Yes, you must fragment the genome in order to insert it into a vector for cloning; you can't "insert" the whole 5 Mbp genome of E. coli into a vector. It's difficult to transform cells with huge plasmids, 2-20 kbp is an optimal range. In any case, if you want a clone of the whole genome, wait 30 minutes and the cell will happily oblige you.
Most procedures that isolate genomic DNA will fragment it in the first place, as it is much too large and fragile to stay together, and if it did it, the majority would be caught up in other cell debris and discarded. Vortexing with glass beads is a typical first step to randomly fragment it. After this, you can digest the DNA and your vector to place matching ends on it, ligate it, and transform host cells.
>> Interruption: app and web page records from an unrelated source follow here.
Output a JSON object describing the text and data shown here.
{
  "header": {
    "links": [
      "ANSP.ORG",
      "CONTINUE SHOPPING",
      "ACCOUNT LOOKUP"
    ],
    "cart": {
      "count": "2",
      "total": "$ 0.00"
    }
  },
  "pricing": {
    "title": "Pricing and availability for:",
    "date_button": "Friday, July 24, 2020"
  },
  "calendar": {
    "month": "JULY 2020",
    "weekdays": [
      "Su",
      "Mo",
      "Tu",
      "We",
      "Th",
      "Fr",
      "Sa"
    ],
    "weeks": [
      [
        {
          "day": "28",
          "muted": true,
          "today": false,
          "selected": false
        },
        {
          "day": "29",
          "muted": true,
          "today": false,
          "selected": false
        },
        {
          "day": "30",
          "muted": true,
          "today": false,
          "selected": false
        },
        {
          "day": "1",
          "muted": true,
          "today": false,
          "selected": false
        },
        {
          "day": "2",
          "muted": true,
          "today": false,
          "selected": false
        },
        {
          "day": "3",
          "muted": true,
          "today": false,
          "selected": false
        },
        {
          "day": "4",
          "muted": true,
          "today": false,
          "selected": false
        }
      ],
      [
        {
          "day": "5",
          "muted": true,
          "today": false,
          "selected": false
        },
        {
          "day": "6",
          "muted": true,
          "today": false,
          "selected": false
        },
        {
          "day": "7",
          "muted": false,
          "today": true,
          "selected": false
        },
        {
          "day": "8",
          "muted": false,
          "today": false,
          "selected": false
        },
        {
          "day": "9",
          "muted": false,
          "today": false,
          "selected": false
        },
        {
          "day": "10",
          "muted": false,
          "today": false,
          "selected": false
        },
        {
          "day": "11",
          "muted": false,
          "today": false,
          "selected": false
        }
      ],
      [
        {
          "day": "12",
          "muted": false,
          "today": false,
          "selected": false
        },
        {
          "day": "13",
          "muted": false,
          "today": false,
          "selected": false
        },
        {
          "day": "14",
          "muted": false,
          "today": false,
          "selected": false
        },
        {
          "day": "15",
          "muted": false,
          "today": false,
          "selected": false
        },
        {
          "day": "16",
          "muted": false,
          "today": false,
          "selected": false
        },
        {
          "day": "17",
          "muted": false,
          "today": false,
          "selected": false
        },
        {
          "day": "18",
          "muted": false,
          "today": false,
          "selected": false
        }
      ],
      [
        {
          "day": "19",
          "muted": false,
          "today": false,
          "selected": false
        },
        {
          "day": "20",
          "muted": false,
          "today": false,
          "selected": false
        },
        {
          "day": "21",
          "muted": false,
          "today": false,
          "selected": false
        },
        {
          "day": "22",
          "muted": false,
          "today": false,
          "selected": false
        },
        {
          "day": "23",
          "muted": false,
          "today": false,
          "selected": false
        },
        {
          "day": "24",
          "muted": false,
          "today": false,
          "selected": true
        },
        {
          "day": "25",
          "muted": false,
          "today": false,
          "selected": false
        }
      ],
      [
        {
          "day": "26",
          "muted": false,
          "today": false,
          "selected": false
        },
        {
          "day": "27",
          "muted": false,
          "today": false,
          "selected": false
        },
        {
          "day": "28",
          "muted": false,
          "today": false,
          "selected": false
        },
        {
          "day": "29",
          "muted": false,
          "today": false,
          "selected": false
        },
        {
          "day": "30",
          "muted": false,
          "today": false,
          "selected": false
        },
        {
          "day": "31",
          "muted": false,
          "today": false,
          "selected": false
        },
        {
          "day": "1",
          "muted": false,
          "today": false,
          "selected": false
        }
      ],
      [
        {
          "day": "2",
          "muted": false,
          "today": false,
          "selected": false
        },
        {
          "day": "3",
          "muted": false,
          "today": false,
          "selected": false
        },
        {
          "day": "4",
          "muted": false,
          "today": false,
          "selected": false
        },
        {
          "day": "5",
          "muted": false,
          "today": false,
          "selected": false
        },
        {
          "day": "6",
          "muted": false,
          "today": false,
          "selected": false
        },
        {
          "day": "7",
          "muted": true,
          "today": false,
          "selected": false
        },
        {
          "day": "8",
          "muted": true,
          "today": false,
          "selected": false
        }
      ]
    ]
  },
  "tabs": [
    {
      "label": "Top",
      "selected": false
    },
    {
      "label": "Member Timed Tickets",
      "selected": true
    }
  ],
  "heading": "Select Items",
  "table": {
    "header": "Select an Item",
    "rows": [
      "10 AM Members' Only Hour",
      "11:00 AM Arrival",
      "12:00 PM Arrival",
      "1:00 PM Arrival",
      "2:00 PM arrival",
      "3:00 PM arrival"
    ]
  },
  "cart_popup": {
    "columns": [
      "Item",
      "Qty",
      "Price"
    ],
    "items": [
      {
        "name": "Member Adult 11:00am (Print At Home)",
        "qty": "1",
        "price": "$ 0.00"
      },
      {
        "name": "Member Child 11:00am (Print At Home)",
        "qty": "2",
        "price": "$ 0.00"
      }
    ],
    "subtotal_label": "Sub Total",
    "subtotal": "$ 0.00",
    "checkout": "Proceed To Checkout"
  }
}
If you want a targeted approach (to extract a specific gene, a technique with which I am unfamiliar), you may be able to use PCR on your extracted, fragmented DNA, as there would hopefully be one intact segment spanning what you want.